The task
Set down exactly the lines that run from the line with "Transcribe this image's" to the end of the data, and nothing else.

Segment Start: Dataset entries

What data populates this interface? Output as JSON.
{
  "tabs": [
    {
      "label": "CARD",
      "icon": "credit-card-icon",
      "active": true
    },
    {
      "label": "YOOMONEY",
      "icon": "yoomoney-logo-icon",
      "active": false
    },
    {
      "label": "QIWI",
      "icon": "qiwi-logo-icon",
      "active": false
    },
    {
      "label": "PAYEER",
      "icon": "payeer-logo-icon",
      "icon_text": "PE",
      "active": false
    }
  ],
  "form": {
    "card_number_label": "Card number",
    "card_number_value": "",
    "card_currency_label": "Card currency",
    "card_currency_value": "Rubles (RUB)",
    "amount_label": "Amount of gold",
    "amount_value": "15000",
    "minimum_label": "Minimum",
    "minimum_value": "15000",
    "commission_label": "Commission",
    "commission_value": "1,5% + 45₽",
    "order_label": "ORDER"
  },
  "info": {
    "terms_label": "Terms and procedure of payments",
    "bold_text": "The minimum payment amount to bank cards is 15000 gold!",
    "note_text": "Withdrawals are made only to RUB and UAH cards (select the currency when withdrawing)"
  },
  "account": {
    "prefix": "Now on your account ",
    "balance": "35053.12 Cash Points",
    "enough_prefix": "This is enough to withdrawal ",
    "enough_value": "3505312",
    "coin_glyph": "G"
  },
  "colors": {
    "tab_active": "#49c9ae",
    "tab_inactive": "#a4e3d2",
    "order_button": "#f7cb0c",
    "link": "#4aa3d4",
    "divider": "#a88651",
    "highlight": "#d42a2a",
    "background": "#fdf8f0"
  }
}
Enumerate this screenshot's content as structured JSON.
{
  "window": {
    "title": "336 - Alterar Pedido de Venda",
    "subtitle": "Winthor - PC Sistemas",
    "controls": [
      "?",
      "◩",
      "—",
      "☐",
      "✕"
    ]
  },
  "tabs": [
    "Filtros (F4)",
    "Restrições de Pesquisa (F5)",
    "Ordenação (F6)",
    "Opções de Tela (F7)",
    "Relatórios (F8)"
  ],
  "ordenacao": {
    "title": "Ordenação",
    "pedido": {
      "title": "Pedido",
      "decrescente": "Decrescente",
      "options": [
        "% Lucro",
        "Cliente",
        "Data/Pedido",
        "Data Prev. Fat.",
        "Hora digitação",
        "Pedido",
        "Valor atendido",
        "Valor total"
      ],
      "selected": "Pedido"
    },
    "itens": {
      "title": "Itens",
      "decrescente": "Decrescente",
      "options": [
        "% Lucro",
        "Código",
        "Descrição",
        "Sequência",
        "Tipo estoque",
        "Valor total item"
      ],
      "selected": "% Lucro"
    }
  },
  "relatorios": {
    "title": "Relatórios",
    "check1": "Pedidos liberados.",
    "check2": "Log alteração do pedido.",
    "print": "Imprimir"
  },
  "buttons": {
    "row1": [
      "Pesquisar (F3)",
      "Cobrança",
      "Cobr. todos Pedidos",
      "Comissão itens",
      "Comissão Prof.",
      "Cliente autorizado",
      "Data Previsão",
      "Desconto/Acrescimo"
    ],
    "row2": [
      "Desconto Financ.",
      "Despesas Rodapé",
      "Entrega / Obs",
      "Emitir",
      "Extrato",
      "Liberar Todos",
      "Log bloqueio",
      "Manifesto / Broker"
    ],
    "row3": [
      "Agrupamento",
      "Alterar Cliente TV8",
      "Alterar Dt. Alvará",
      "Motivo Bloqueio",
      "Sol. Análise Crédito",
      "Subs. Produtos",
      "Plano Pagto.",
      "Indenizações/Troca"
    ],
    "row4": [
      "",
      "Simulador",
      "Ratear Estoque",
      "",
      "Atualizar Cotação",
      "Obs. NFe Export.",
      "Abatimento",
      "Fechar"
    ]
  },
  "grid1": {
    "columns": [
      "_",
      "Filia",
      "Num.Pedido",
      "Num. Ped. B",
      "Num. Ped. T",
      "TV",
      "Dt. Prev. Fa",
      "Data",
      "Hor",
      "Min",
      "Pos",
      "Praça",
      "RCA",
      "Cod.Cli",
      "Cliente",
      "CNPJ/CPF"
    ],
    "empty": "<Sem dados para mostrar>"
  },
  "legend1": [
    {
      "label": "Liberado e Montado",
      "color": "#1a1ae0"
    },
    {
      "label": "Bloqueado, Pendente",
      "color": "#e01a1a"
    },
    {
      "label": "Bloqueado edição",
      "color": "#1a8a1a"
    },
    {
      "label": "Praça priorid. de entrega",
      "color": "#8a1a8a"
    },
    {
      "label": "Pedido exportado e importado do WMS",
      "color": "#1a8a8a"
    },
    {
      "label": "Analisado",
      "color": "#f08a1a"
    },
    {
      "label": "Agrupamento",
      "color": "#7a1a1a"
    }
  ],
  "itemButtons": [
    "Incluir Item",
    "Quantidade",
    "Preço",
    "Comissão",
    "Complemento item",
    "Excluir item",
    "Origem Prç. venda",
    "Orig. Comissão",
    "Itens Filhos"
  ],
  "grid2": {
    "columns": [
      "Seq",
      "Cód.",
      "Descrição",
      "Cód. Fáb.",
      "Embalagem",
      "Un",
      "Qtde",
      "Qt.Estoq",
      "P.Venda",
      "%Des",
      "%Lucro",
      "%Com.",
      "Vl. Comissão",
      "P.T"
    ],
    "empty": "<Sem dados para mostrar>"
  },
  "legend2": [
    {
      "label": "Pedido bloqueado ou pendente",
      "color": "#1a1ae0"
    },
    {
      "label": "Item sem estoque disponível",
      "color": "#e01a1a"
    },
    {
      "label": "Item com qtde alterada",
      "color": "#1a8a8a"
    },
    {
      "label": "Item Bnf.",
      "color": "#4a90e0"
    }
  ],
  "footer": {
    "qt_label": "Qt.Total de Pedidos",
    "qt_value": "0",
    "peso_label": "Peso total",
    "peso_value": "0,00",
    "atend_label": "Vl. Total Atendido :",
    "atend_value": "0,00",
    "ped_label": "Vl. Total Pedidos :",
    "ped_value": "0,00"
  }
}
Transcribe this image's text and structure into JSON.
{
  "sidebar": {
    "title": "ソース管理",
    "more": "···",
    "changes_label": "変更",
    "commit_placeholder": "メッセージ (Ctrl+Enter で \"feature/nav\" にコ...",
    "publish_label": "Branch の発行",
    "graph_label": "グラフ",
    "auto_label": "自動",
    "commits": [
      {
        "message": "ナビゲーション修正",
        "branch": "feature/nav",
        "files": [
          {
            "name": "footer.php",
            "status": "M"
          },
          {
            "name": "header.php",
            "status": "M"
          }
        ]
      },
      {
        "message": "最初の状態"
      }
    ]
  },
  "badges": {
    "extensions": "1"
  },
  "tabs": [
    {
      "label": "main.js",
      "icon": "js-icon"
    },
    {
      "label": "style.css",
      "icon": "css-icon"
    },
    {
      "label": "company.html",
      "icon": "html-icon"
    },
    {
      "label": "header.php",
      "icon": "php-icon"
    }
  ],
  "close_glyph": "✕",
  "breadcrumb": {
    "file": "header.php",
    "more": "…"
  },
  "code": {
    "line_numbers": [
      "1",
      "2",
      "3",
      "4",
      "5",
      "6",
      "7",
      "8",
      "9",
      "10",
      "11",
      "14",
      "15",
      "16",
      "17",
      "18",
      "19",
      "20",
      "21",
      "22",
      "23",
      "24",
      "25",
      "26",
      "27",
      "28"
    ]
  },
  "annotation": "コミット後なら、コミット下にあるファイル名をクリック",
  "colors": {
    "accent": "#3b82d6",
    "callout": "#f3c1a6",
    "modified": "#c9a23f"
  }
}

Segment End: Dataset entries

Response below
Transcribe this image's text and structure into JSON.
{
  "sidebar": {
    "title": "ソース管理",
    "more": "···",
    "changes_label": "変更",
    "commit_placeholder": "メッセージ (Ctrl+Enter で \"feature/nav\" にコ...",
    "publish_label": "Branch の発行",
    "graph_label": "グラフ",
    "auto_label": "自動",
    "commits": [
      {
        "message": "ナビゲーション修正",
        "branch": "feature/nav",
        "files": [
          {
            "name": "footer.php",
            "status": "M"
          },
          {
            "name": "header.php",
            "status": "M"
          }
        ]
      },
      {
        "message": "最初の状態"
      }
    ]
  },
  "badges": {
    "extensions": "1"
  },
  "tabs": [
    {
      "label": "main.js",
      "icon": "js-icon"
    },
    {
      "label": "style.css",
      "icon": "css-icon"
    },
    {
      "label": "company.html",
      "icon": "html-icon"
    },
    {
      "label": "header.php",
      "icon": "php-icon"
    }
  ],
  "close_glyph": "✕",
  "breadcrumb": {
    "file": "header.php",
    "more": "…"
  },
  "code": {
    "line_numbers": [
      "1",
      "2",
      "3",
      "4",
      "5",
      "6",
      "7",
      "8",
      "9",
      "10",
      "11",
      "14",
      "15",
      "16",
      "17",
      "18",
      "19",
      "20",
      "21",
      "22",
      "23",
      "24",
      "25",
      "26",
      "27",
      "28"
    ]
  },
  "annotation": "コミット後なら、コミット下にあるファイル名をクリック",
  "colors": {
    "accent": "#3b82d6",
    "callout": "#f3c1a6",
    "modified": "#c9a23f"
  }
}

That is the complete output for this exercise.